Almost 5,000 killed in Turkey-PKK conflict since 2015 – report

At least 4,825 people have been killed in clashes or terror attacks since July 20, 2015, when a peace process broke down in the conflict between Turkey and the outlawed Kurdistan Workers’ Party (PKK), a report by the International Crisis Group found.

The number includes 489 civilians and 226 people, who could not be confirmed to be civilians or combatants, cited throughout the report as individuals of unknown affiliation.

The highest number of civilian fatalities occurred in January 2016, when 44 people were killed.

In February 2016, 17 civilians and 56 individuals of unknown affiliation were killed in the southeastern Şırnak province alone.

A total of 1,229 Turkish security forces were killed in the same timeframe, as well as 2,859 PKK militants.

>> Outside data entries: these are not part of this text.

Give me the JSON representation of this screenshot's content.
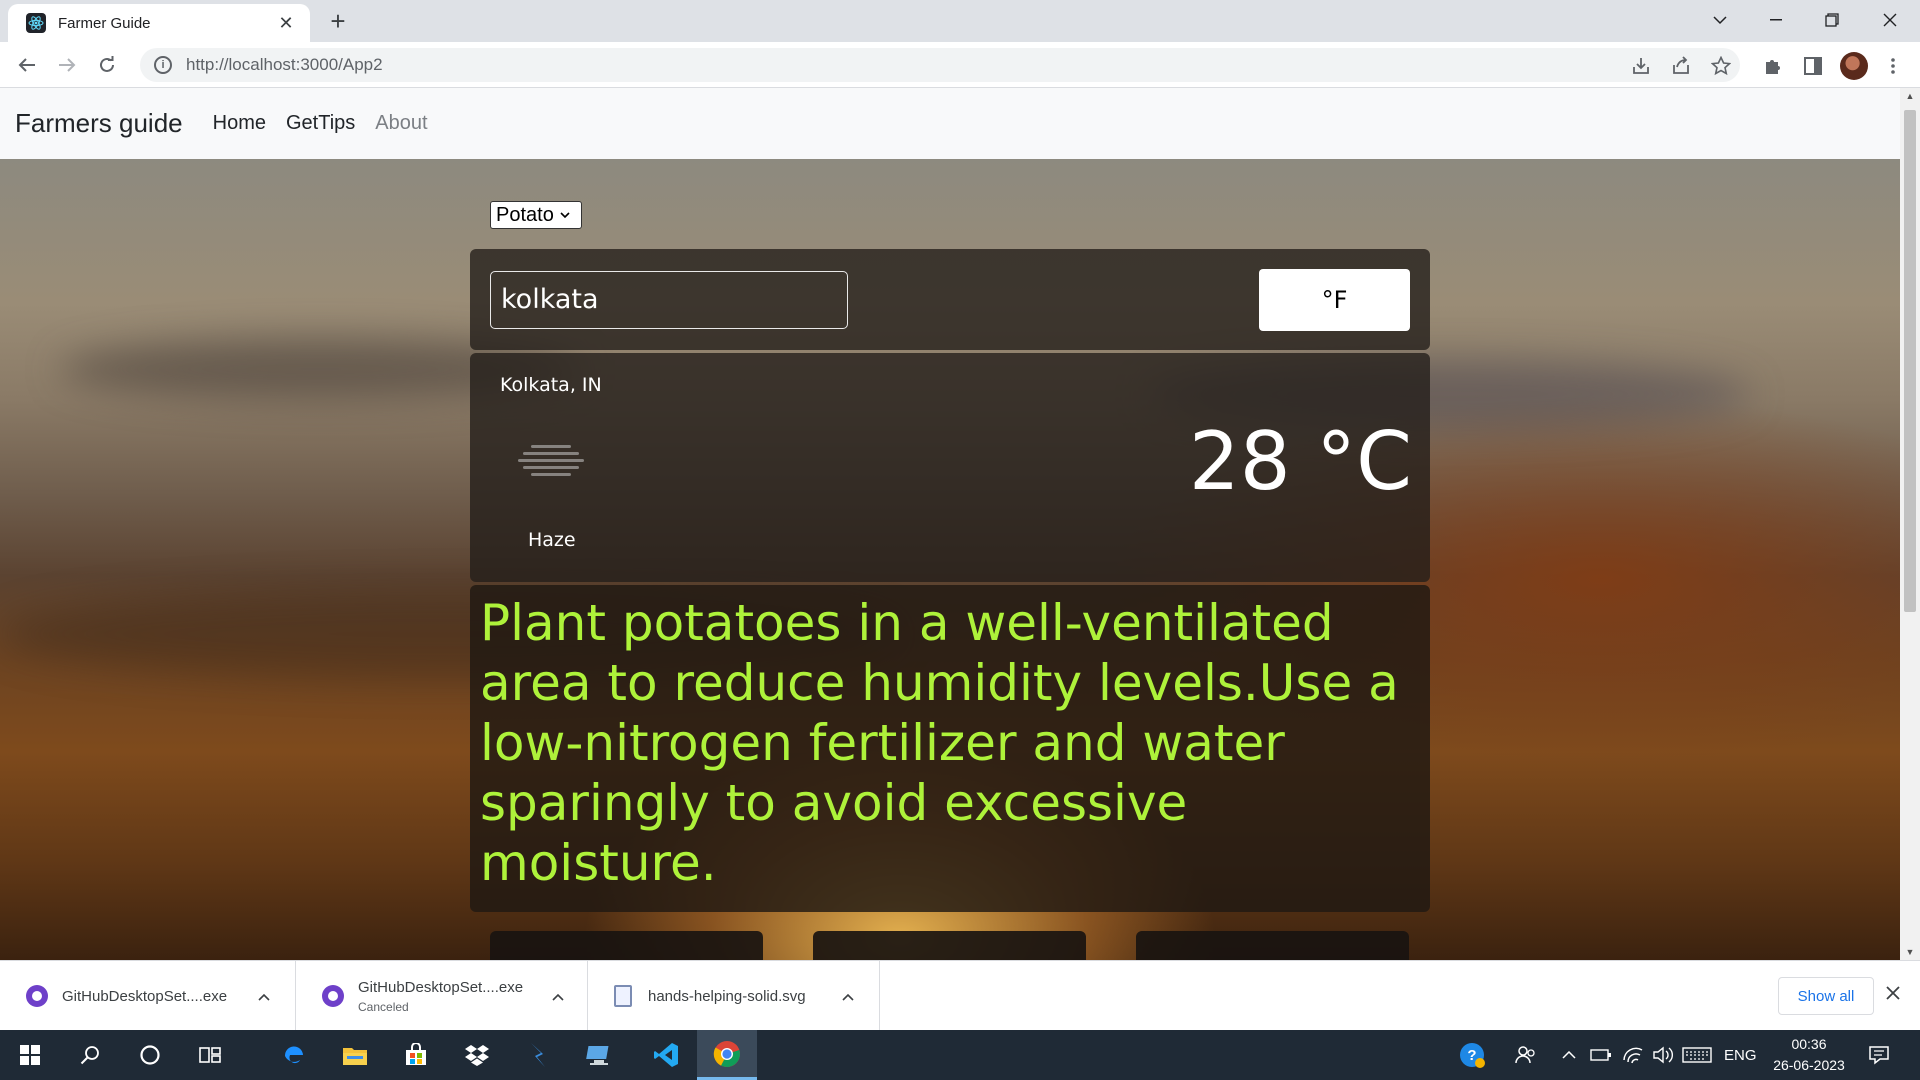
{
  "browser": {
    "tab_title": "Farmer Guide",
    "tab_close": "✕",
    "new_tab": "+",
    "url": "http://localhost:3000/App2"
  },
  "navbar": {
    "brand": "Farmers guide",
    "links": [
      "Home",
      "GetTips",
      "About"
    ]
  },
  "crop_select": {
    "value": "Potato"
  },
  "search": {
    "city_value": "kolkata",
    "unit_button": "°F"
  },
  "weather": {
    "location": "Kolkata, IN",
    "condition": "Haze",
    "temperature": "28 °C"
  },
  "tip": {
    "text": "Plant potatoes in a well-ventilated area to reduce humidity levels.Use a low-nitrogen fertilizer and water sparingly to avoid excessive moisture."
  },
  "downloads": {
    "items": [
      {
        "name": "GitHubDesktopSet....exe",
        "status": ""
      },
      {
        "name": "GitHubDesktopSet....exe",
        "status": "Canceled"
      },
      {
        "name": "hands-helping-solid.svg",
        "status": ""
      }
    ],
    "show_all": "Show all"
  },
  "taskbar": {
    "language": "ENG",
    "time": "00:36",
    "date": "26-06-2023"
  },
  "colors": {
    "tip_text": "#aef23a",
    "accent_blue": "#1a73e8",
    "taskbar": "#1f2a36"
  }
}
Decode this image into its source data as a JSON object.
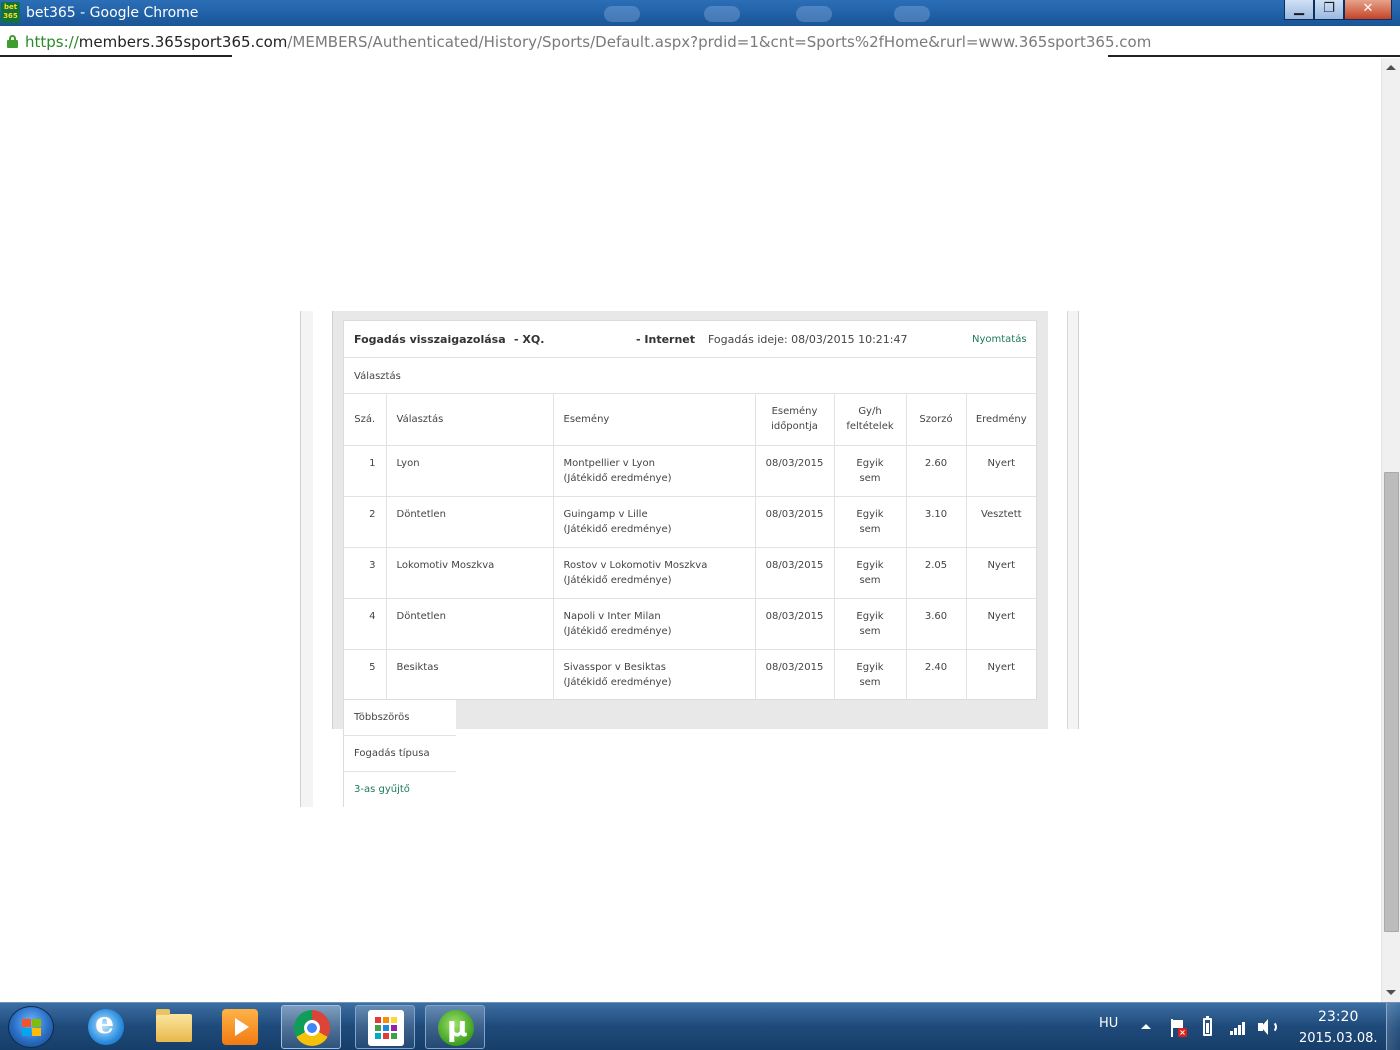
{
  "window": {
    "title": "bet365 - Google Chrome",
    "app_icon_text": "bet 365",
    "buttons": {
      "minimize": "▁",
      "maximize": "❐",
      "close": "✕"
    }
  },
  "address_bar": {
    "scheme": "https://",
    "host": "members.365sport365.com",
    "path": "/MEMBERS/Authenticated/History/Sports/Default.aspx?prdid=1&cnt=Sports%2fHome&rurl=www.365sport365.com"
  },
  "receipt": {
    "title": "Fogadás visszaigazolása",
    "ref": "- XQ.",
    "channel": "- Internet",
    "time_label": "Fogadás ideje:  08/03/2015 10:21:47",
    "print_label": "Nyomtatás",
    "selection_heading": "Választás",
    "columns": {
      "num": "Szá.",
      "selection": "Választás",
      "event": "Esemény",
      "event_time": "Esemény időpontja",
      "conditions": "Gy/h feltételek",
      "odds": "Szorzó",
      "result": "Eredmény"
    },
    "rows": [
      {
        "num": "1",
        "selection": "Lyon",
        "event": "Montpellier v Lyon",
        "market": "(Játékidő eredménye)",
        "date": "08/03/2015",
        "cond1": "Egyik",
        "cond2": "sem",
        "odds": "2.60",
        "result": "Nyert"
      },
      {
        "num": "2",
        "selection": "Döntetlen",
        "event": "Guingamp v Lille",
        "market": "(Játékidő eredménye)",
        "date": "08/03/2015",
        "cond1": "Egyik",
        "cond2": "sem",
        "odds": "3.10",
        "result": "Vesztett"
      },
      {
        "num": "3",
        "selection": "Lokomotiv Moszkva",
        "event": "Rostov v Lokomotiv Moszkva",
        "market": "(Játékidő eredménye)",
        "date": "08/03/2015",
        "cond1": "Egyik",
        "cond2": "sem",
        "odds": "2.05",
        "result": "Nyert"
      },
      {
        "num": "4",
        "selection": "Döntetlen",
        "event": "Napoli v Inter Milan",
        "market": "(Játékidő eredménye)",
        "date": "08/03/2015",
        "cond1": "Egyik",
        "cond2": "sem",
        "odds": "3.60",
        "result": "Nyert"
      },
      {
        "num": "5",
        "selection": "Besiktas",
        "event": "Sivasspor v Besiktas",
        "market": "(Játékidő eredménye)",
        "date": "08/03/2015",
        "cond1": "Egyik",
        "cond2": "sem",
        "odds": "2.40",
        "result": "Nyert"
      }
    ],
    "multiple_label": "Többszörös",
    "bet_type_label": "Fogadás típusa",
    "bet_type_value": "3-as gyűjtő"
  },
  "taskbar": {
    "lang": "HU",
    "time": "23:20",
    "date": "2015.03.08.",
    "items": [
      "start-orb",
      "internet-explorer-icon",
      "file-explorer-icon",
      "media-player-icon",
      "chrome-icon",
      "apps-grid-icon",
      "utorrent-icon"
    ]
  },
  "colors": {
    "link_green": "#1d7a57",
    "titlebar_blue": "#1f5fa5",
    "text_gray": "#444444"
  }
}
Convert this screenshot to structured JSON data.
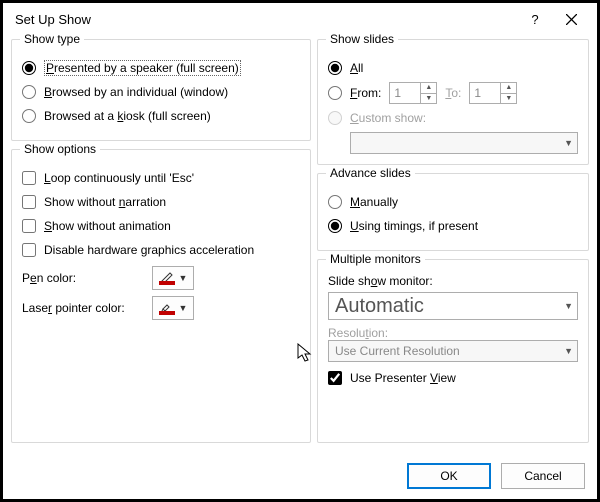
{
  "dialog": {
    "title": "Set Up Show",
    "help_label": "?",
    "ok": "OK",
    "cancel": "Cancel"
  },
  "showType": {
    "legend": "Show type",
    "opt1": "Presented by a speaker (full screen)",
    "opt2": "Browsed by an individual (window)",
    "opt3": "Browsed at a kiosk (full screen)"
  },
  "showOptions": {
    "legend": "Show options",
    "loop": "Loop continuously until 'Esc'",
    "noNarration": "Show without narration",
    "noAnimation": "Show without animation",
    "disableHW": "Disable hardware graphics acceleration",
    "penLabel": "Pen color:",
    "laserLabel": "Laser pointer color:"
  },
  "showSlides": {
    "legend": "Show slides",
    "all": "All",
    "from": "From:",
    "to": "To:",
    "fromVal": "1",
    "toVal": "1",
    "custom": "Custom show:"
  },
  "advance": {
    "legend": "Advance slides",
    "manual": "Manually",
    "timings": "Using timings, if present"
  },
  "monitors": {
    "legend": "Multiple monitors",
    "monitorLabel": "Slide show monitor:",
    "monitorValue": "Automatic",
    "resLabel": "Resolution:",
    "resValue": "Use Current Resolution",
    "presenter": "Use Presenter View"
  }
}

During a peace process between Turkey and the PKK, from March 2013 to July 2015, a total of 25 members of the Turkish security forces, 25 PKK members and 66 civilians were killed, according to the report, which did not specify by whom the killings were committed.

The four-decades-long conflict between Turkey and the outlawed PKK began in 1984, when the PKK carried out its first action in its bid for Kurdish self-rule in Turkey. The organisation, whic is designated as a terrorist organisation by Turkey, the United States, and the European Union, also has supporters and bases in Iraq and Syria.

An overwhelming portion of fatalities in the two years of talks occurred in Oct. 2014, when deaths related to widespread protests against an Islamic State (ISIS) siege of the northeast Syrian Kurdish town of Kobani increased the month’s total to 42 civilians, 11 members of Turkish security forces and 10 PKK militants, the report said.

Turkey considers the PKK to have solid ties with the Syrian Democratic Forces (SDF), the main Syrian-Kurdish organisation that controlled an enclave in northeast Syria from 2011 to late 2019, until Turkey launched a military incursion into the area.

The fatality rate peaked in the winter following the collapse of the peace process, and clashes continued into 2016 in majority-Kurdish southeastern provinces where PKK-linked youth militias briefly took over before security forces re-established control in June, the report said.

The power balance in the conflict has since shifted significantly in favour of Turkey, the report suggested, as indicated by the almost four-fold increase in the “rate of PKK militants killed per one state security force member.”

In Hakkari, one of the provinces where the conflict has historically been the harshest, fatalities of both PKK militants and Turkish security forces were found to show the highest diversity of hometowns, with PKK militants coming from almost all majority-Kurdish provinces, some Turkish-majority metropolitan cities, and Kurdish-populated areas of neighbouring Iraq, Iran and Syria. Turkish security forces, it said, came from more than 60 provinces throughout Turkey, including some Kurdish-majority ones.

Some 99 percent of Turkish security forces killed in the conflict were male, with 66 percent of them low- and mid-ranking soldiers of the Turkish army, which has compulsory service only for men.

The fatalities of the PKK, on the other hand, were 23 percent female. The majority of female militants were members of the People’s Defence Forces (HPG), the armed wing of the PKK, which operates in both rural and urban areas. There were considerably fewer female militants, five percent of fatalities, among members of the younger-leaning Civil Protection Units (YPS), who were involved only in urban conflict.

Since the conclusion of 2016’s urban conflicts, fighting has shifted back to rural areas, where it had been focused throughout four decades.

There have been no urban fatalities since November 2018, according to the report, which included only deaths that could be identified and confirmed via public channels, such as news reports and funeral records.

© Ahval English